#### EXERCISE DIRECTIONS
Down to the final line, return the records unchanged.

Stored items from a collection
________________________

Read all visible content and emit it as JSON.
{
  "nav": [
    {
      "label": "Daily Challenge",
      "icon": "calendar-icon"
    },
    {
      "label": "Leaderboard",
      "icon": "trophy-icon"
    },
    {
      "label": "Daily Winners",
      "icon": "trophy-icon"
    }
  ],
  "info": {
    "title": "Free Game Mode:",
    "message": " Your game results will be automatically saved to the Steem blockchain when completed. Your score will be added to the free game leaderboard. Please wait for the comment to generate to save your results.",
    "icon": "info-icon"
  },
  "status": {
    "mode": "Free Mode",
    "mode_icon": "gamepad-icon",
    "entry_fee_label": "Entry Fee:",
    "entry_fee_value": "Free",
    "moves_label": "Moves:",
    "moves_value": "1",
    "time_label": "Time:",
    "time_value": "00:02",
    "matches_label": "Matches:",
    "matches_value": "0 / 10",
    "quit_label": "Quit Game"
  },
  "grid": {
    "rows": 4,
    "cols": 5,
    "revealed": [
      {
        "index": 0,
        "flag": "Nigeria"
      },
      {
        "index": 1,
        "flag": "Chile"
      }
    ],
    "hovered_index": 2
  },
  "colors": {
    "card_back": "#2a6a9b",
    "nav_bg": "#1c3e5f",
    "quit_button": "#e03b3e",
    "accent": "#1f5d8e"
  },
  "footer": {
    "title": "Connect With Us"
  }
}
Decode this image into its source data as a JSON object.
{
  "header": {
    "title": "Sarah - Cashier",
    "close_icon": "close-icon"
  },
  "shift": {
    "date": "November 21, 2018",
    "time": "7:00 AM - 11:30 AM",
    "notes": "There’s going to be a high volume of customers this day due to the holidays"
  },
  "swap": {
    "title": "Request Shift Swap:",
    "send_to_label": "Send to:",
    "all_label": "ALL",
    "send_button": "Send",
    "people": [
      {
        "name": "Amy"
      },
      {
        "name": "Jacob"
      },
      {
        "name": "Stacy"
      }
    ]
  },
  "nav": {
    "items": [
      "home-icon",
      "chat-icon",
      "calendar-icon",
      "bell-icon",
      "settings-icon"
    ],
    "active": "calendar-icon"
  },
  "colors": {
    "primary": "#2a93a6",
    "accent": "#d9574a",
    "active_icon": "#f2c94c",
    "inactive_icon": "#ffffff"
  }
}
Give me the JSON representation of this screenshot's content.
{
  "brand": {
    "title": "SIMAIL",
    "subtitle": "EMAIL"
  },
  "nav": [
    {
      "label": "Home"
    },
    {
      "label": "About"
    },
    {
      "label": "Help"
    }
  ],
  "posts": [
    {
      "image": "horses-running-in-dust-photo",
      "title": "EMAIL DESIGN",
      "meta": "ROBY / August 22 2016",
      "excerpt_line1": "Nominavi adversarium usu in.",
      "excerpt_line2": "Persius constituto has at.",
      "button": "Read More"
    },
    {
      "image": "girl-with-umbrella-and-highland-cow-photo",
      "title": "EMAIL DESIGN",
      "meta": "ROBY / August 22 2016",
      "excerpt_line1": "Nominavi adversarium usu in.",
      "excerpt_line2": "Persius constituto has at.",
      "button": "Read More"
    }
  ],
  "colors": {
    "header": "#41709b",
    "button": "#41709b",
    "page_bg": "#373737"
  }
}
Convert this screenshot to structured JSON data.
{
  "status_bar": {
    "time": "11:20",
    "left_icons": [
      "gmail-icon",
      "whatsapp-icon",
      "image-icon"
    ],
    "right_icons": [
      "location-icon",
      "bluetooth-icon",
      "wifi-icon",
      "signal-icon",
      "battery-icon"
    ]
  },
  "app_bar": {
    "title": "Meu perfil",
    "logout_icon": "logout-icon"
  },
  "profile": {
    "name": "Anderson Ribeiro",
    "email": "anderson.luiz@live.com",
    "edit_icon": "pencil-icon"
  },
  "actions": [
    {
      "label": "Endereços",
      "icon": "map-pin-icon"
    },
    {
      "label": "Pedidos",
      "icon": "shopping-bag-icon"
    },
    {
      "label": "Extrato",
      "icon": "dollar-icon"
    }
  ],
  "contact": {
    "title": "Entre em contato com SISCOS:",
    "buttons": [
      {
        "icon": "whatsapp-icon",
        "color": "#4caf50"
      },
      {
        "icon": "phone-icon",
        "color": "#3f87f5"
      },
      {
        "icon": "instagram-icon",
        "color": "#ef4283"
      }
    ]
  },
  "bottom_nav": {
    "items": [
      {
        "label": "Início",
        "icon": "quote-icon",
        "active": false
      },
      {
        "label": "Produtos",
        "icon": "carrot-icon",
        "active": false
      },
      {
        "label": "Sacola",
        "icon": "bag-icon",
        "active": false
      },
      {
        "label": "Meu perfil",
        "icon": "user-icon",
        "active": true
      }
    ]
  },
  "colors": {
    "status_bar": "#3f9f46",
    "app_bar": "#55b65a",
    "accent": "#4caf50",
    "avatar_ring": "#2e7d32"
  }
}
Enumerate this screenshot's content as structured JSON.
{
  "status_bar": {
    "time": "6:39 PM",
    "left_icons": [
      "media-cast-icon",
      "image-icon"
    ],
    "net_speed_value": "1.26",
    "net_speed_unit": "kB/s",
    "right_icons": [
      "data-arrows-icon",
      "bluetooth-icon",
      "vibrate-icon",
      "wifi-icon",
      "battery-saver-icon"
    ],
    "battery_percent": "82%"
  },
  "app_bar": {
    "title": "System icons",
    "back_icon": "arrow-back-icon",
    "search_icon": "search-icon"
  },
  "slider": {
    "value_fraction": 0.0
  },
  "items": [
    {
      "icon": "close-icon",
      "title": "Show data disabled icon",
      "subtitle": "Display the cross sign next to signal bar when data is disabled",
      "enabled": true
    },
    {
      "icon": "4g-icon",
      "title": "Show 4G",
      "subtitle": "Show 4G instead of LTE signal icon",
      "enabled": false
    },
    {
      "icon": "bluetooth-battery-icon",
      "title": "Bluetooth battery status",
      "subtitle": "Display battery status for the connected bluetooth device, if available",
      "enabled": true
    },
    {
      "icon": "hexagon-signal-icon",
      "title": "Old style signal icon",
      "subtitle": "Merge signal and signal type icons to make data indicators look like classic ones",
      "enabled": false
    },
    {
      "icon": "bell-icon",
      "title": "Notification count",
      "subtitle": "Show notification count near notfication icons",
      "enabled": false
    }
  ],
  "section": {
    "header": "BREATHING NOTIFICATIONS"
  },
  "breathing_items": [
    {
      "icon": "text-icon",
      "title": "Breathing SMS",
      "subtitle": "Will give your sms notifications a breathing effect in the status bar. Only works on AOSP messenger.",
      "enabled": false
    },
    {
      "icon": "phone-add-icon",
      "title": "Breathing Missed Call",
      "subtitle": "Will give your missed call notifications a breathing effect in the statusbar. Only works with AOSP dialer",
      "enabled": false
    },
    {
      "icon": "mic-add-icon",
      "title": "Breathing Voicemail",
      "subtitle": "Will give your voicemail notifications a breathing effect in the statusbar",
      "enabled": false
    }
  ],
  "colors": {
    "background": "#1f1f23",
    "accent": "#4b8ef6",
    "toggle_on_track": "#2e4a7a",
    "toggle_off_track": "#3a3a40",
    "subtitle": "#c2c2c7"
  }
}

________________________

#### FINAL ANSWER
Read all visible content and emit it as JSON.
{
  "nav": [
    {
      "label": "Daily Challenge",
      "icon": "calendar-icon"
    },
    {
      "label": "Leaderboard",
      "icon": "trophy-icon"
    },
    {
      "label": "Daily Winners",
      "icon": "trophy-icon"
    }
  ],
  "info": {
    "title": "Free Game Mode:",
    "message": " Your game results will be automatically saved to the Steem blockchain when completed. Your score will be added to the free game leaderboard. Please wait for the comment to generate to save your results.",
    "icon": "info-icon"
  },
  "status": {
    "mode": "Free Mode",
    "mode_icon": "gamepad-icon",
    "entry_fee_label": "Entry Fee:",
    "entry_fee_value": "Free",
    "moves_label": "Moves:",
    "moves_value": "1",
    "time_label": "Time:",
    "time_value": "00:02",
    "matches_label": "Matches:",
    "matches_value": "0 / 10",
    "quit_label": "Quit Game"
  },
  "grid": {
    "rows": 4,
    "cols": 5,
    "revealed": [
      {
        "index": 0,
        "flag": "Nigeria"
      },
      {
        "index": 1,
        "flag": "Chile"
      }
    ],
    "hovered_index": 2
  },
  "colors": {
    "card_back": "#2a6a9b",
    "nav_bg": "#1c3e5f",
    "quit_button": "#e03b3e",
    "accent": "#1f5d8e"
  },
  "footer": {
    "title": "Connect With Us"
  }
}
Decode this image into its source data as a JSON object.
{
  "header": {
    "title": "Sarah - Cashier",
    "close_icon": "close-icon"
  },
  "shift": {
    "date": "November 21, 2018",
    "time": "7:00 AM - 11:30 AM",
    "notes": "There’s going to be a high volume of customers this day due to the holidays"
  },
  "swap": {
    "title": "Request Shift Swap:",
    "send_to_label": "Send to:",
    "all_label": "ALL",
    "send_button": "Send",
    "people": [
      {
        "name": "Amy"
      },
      {
        "name": "Jacob"
      },
      {
        "name": "Stacy"
      }
    ]
  },
  "nav": {
    "items": [
      "home-icon",
      "chat-icon",
      "calendar-icon",
      "bell-icon",
      "settings-icon"
    ],
    "active": "calendar-icon"
  },
  "colors": {
    "primary": "#2a93a6",
    "accent": "#d9574a",
    "active_icon": "#f2c94c",
    "inactive_icon": "#ffffff"
  }
}
Give me the JSON representation of this screenshot's content.
{
  "brand": {
    "title": "SIMAIL",
    "subtitle": "EMAIL"
  },
  "nav": [
    {
      "label": "Home"
    },
    {
      "label": "About"
    },
    {
      "label": "Help"
    }
  ],
  "posts": [
    {
      "image": "horses-running-in-dust-photo",
      "title": "EMAIL DESIGN",
      "meta": "ROBY / August 22 2016",
      "excerpt_line1": "Nominavi adversarium usu in.",
      "excerpt_line2": "Persius constituto has at.",
      "button": "Read More"
    },
    {
      "image": "girl-with-umbrella-and-highland-cow-photo",
      "title": "EMAIL DESIGN",
      "meta": "ROBY / August 22 2016",
      "excerpt_line1": "Nominavi adversarium usu in.",
      "excerpt_line2": "Persius constituto has at.",
      "button": "Read More"
    }
  ],
  "colors": {
    "header": "#41709b",
    "button": "#41709b",
    "page_bg": "#373737"
  }
}
Convert this screenshot to structured JSON data.
{
  "status_bar": {
    "time": "11:20",
    "left_icons": [
      "gmail-icon",
      "whatsapp-icon",
      "image-icon"
    ],
    "right_icons": [
      "location-icon",
      "bluetooth-icon",
      "wifi-icon",
      "signal-icon",
      "battery-icon"
    ]
  },
  "app_bar": {
    "title": "Meu perfil",
    "logout_icon": "logout-icon"
  },
  "profile": {
    "name": "Anderson Ribeiro",
    "email": "anderson.luiz@live.com",
    "edit_icon": "pencil-icon"
  },
  "actions": [
    {
      "label": "Endereços",
      "icon": "map-pin-icon"
    },
    {
      "label": "Pedidos",
      "icon": "shopping-bag-icon"
    },
    {
      "label": "Extrato",
      "icon": "dollar-icon"
    }
  ],
  "contact": {
    "title": "Entre em contato com SISCOS:",
    "buttons": [
      {
        "icon": "whatsapp-icon",
        "color": "#4caf50"
      },
      {
        "icon": "phone-icon",
        "color": "#3f87f5"
      },
      {
        "icon": "instagram-icon",
        "color": "#ef4283"
      }
    ]
  },
  "bottom_nav": {
    "items": [
      {
        "label": "Início",
        "icon": "quote-icon",
        "active": false
      },
      {
        "label": "Produtos",
        "icon": "carrot-icon",
        "active": false
      },
      {
        "label": "Sacola",
        "icon": "bag-icon",
        "active": false
      },
      {
        "label": "Meu perfil",
        "icon": "user-icon",
        "active": true
      }
    ]
  },
  "colors": {
    "status_bar": "#3f9f46",
    "app_bar": "#55b65a",
    "accent": "#4caf50",
    "avatar_ring": "#2e7d32"
  }
}
Enumerate this screenshot's content as structured JSON.
{
  "status_bar": {
    "time": "6:39 PM",
    "left_icons": [
      "media-cast-icon",
      "image-icon"
    ],
    "net_speed_value": "1.26",
    "net_speed_unit": "kB/s",
    "right_icons": [
      "data-arrows-icon",
      "bluetooth-icon",
      "vibrate-icon",
      "wifi-icon",
      "battery-saver-icon"
    ],
    "battery_percent": "82%"
  },
  "app_bar": {
    "title": "System icons",
    "back_icon": "arrow-back-icon",
    "search_icon": "search-icon"
  },
  "slider": {
    "value_fraction": 0.0
  },
  "items": [
    {
      "icon": "close-icon",
      "title": "Show data disabled icon",
      "subtitle": "Display the cross sign next to signal bar when data is disabled",
      "enabled": true
    },
    {
      "icon": "4g-icon",
      "title": "Show 4G",
      "subtitle": "Show 4G instead of LTE signal icon",
      "enabled": false
    },
    {
      "icon": "bluetooth-battery-icon",
      "title": "Bluetooth battery status",
      "subtitle": "Display battery status for the connected bluetooth device, if available",
      "enabled": true
    },
    {
      "icon": "hexagon-signal-icon",
      "title": "Old style signal icon",
      "subtitle": "Merge signal and signal type icons to make data indicators look like classic ones",
      "enabled": false
    },
    {
      "icon": "bell-icon",
      "title": "Notification count",
      "subtitle": "Show notification count near notfication icons",
      "enabled": false
    }
  ],
  "section": {
    "header": "BREATHING NOTIFICATIONS"
  },
  "breathing_items": [
    {
      "icon": "text-icon",
      "title": "Breathing SMS",
      "subtitle": "Will give your sms notifications a breathing effect in the status bar. Only works on AOSP messenger.",
      "enabled": false
    },
    {
      "icon": "phone-add-icon",
      "title": "Breathing Missed Call",
      "subtitle": "Will give your missed call notifications a breathing effect in the statusbar. Only works with AOSP dialer",
      "enabled": false
    },
    {
      "icon": "mic-add-icon",
      "title": "Breathing Voicemail",
      "subtitle": "Will give your voicemail notifications a breathing effect in the statusbar",
      "enabled": false
    }
  ],
  "colors": {
    "background": "#1f1f23",
    "accent": "#4b8ef6",
    "toggle_on_track": "#2e4a7a",
    "toggle_off_track": "#3a3a40",
    "subtitle": "#c2c2c7"
  }
}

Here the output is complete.